(Excerpts from an interface dataset)
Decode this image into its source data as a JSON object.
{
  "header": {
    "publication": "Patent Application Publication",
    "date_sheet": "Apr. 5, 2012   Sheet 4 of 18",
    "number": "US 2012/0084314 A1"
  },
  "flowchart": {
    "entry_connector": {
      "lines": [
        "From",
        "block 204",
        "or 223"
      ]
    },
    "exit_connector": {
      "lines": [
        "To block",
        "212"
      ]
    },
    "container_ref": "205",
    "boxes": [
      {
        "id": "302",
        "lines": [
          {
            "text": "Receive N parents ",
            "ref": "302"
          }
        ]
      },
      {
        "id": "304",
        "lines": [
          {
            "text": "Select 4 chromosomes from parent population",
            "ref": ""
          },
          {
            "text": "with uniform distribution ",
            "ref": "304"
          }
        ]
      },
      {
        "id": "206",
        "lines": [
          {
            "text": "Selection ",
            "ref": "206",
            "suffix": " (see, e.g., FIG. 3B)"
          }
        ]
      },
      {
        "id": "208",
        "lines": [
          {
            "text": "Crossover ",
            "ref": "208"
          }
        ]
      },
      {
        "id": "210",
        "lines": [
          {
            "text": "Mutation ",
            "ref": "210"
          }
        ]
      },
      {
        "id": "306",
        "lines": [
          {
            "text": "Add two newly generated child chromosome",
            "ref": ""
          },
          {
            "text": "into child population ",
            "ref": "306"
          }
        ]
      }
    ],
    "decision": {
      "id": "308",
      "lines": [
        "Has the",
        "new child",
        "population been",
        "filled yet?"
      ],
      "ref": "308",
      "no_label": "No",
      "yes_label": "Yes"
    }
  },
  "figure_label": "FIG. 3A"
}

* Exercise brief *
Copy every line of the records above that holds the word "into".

* Expected answer *
Decode this image into its source data as a JSON object.
            "text": "into child population ",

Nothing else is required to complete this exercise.